As it has so often in the past, Facebook has again become a lightning rod for online privacy concerns, this time surrounding its launch of Facebook Places, a location-based service that allows users to “check in” to a specific place or event and share that information with their friends. It also allows others to “tag” or check you in at a location, provided you are Facebook friends, and this has drawn fire from the ACLU and other privacy advocates. However, all Facebook has really done is push the envelope a little. The reality is that our notions of privacy are being tested in a variety of ways online, and that isn’t going to stop anytime soon. If anything, it’s likely to escalate.
Even before Facebook Places came along, location-based services like Foursquare, Gowalla and Loopt were already a privacy concern for many. When I tell people about Foursquare, and how it lets you check in and broadcast your location, the response I often get is “why the hell would I want to do that?” Many people simply don’t like the idea of sharing their location with someone, even if they’re only doing it with a circle of close friends. People are comfortable posting their thoughts, their activities, even their emotional state, but there’s something about location that just seems too… real. It crosses that boundary between the virtual world and the real world.
Even the argument that Foursquare and similar apps make it easier to connect with friends, or to find out information about different venues via user-generated “tips” doesn’t seem to help. Some people are paranoid about the negative impact sharing location might have, while others are merely private: Some may have been stalked or even attacked in the past, and don’t want to give potential stalkers any more tools than they absolutely need. The short-lived service PleaseRobMe.com encapsulated a lot of these fears, by showing who was letting the world know that they weren’t home, etc. by sharing their location via Twitter and Foursquare.
Facebook Places has cranked the online-privacy fear meter up to 11, however, because it has added one crucial feature that Foursquare and other services don’t have: namely, the ability to check other people in at a location, in much the same way you would tag someone in a photo on Facebook. Even though (as Liz explains) you can decline to be checked in by your friends, and control who sees your location at a pretty granular level, or even opt out of the entire Places experience altogether, the idea that someone else could give away your exact location seems disturbing to lots of people.
John Lilly, CEO of Mozilla, said in a message posted to Twitter: “This is not going to work. Have to turn off letting other people tag my location. Not the right default, not even close.” Actor and blogger Wil Wheaton posted a message saying: “Facebook rolls out the biggest privacy hole of all – Places – and turns it on by default,” and then linked to a post about how to disable it. Foursquare founder Dennis Crowley, meanwhile, said on Twitter “Yikes. We learned our lesson there with dball in 2006. Not a good idea.”
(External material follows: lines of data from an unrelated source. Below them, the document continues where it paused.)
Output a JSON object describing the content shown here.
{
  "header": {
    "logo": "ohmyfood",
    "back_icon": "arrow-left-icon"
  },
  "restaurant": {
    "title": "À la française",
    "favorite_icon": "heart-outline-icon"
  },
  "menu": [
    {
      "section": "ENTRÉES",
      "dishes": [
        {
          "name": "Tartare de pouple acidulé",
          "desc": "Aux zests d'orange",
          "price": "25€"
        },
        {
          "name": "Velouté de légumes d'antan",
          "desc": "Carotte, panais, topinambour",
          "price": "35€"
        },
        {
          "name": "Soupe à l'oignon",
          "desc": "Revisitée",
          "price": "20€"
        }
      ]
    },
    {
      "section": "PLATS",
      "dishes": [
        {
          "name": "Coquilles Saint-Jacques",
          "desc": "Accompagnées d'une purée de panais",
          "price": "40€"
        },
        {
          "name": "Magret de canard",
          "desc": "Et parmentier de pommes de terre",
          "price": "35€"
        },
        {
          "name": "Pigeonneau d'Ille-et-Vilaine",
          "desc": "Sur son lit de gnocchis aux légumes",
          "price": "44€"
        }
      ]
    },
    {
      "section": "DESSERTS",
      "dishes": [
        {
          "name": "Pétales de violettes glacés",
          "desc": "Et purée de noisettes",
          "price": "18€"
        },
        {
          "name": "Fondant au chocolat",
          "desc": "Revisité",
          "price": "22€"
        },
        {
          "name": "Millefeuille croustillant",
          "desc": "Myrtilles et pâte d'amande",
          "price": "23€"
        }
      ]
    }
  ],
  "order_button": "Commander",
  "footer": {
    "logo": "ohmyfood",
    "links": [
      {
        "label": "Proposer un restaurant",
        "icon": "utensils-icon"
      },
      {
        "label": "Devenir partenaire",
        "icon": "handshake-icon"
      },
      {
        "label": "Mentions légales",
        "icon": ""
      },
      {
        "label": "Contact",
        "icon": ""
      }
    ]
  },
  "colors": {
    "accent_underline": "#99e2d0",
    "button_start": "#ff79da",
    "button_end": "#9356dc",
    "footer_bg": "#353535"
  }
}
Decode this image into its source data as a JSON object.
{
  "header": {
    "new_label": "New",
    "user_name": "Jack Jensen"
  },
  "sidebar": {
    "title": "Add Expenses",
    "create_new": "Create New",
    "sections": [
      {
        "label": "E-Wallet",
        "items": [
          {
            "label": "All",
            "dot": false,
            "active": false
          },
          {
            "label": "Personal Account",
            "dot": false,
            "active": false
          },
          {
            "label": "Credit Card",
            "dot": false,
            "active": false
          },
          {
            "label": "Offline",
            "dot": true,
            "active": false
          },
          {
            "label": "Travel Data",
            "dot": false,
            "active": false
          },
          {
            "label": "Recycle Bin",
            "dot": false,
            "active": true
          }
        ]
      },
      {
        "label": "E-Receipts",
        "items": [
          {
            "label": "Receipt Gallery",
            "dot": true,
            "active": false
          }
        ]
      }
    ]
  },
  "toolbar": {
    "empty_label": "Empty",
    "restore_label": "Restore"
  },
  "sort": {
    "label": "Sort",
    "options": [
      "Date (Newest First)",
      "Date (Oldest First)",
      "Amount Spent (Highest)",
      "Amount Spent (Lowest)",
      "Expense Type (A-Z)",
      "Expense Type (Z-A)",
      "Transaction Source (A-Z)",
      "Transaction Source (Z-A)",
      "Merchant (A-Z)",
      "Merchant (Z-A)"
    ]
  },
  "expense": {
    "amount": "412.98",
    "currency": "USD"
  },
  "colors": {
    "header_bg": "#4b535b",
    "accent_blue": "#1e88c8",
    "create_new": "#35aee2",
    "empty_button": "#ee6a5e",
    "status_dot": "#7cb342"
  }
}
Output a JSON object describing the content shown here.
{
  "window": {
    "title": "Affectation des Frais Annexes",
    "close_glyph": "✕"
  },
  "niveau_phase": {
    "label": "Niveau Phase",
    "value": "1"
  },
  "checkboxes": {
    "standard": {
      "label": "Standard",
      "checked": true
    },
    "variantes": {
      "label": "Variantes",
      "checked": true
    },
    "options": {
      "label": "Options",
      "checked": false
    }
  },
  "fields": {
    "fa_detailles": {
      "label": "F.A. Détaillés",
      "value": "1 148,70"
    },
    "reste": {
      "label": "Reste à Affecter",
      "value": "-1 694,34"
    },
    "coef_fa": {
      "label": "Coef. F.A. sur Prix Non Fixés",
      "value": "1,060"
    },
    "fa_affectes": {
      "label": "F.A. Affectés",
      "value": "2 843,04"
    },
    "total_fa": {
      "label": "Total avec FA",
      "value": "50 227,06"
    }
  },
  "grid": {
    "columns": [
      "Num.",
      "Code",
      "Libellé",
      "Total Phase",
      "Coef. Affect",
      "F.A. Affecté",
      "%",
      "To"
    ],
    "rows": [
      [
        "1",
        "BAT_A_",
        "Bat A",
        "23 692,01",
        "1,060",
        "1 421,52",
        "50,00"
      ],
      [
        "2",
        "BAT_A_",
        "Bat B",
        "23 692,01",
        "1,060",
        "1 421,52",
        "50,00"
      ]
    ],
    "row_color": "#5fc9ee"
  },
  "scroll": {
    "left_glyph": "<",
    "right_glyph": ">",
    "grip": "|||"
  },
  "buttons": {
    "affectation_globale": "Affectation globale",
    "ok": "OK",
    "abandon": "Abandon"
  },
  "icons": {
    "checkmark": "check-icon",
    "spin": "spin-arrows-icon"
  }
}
Despite this, however, it seems almost inevitable that our location is going to become — and in many ways has already become — a lot more public than it used to be, thanks to technologies such as GPS, which is built into everything from mobiles phones to automobiles. If you have a mobile phone, you can already be easily located by police or emergency services, and if you have a smartphone, your photos and other things you upload may already be tagged with your geographic whereabouts, thanks to location-database companies like Skyhook.
Even if you don’t choose to turn on GPS-powered location to use Google Maps or post to Twitter or Facebook — or use services such as Future Check In, which checks you in to locations automatically, without you having to do anything — there are other technologies on the way that are bringing us closer to a Minority Report-style existence, where billboards recognize us and call us by name, and stores remember our last visit and what we bought. Mark Cuban wrote recently about a company that captures video of crowds, and mused about how useful it would be to add facial recognition software to this product, and thereby make Foursquare obsolete. How long before that kind of technology can match you to your Facebook profile photo or your Flickr or Twitter photos?
This undoubtedly seems Big Brotherish to many, but the fact is using tools like Foursquare and Facebook and Twitter can have all kinds of social benefits, making it easier to connect with friends and relatives and maintain what sociologists call “ambient awareness” of them as they go about their lives. To some, this is one of the positive effects of living your life online and using social tools. The line that companies like Facebook have to walk is the line between their desire to make it easier for you to share (photos, location, status updates) and your desire to maintain some kind of control over who sees what and where, and what they can do with it — and different people may draw this line in a different place.
Meanwhile, the fact that Facebook has 500 million users and is still growing means that virtually every feature it launches from now on will likely suffer the same fate as Facebook Places, and become a magnet for all the hopes and fears of anyone who is living their lives online and in public.
Related content from GigaOM Pro (sub req’d): How Facebook Should Fix Its Privacy Problem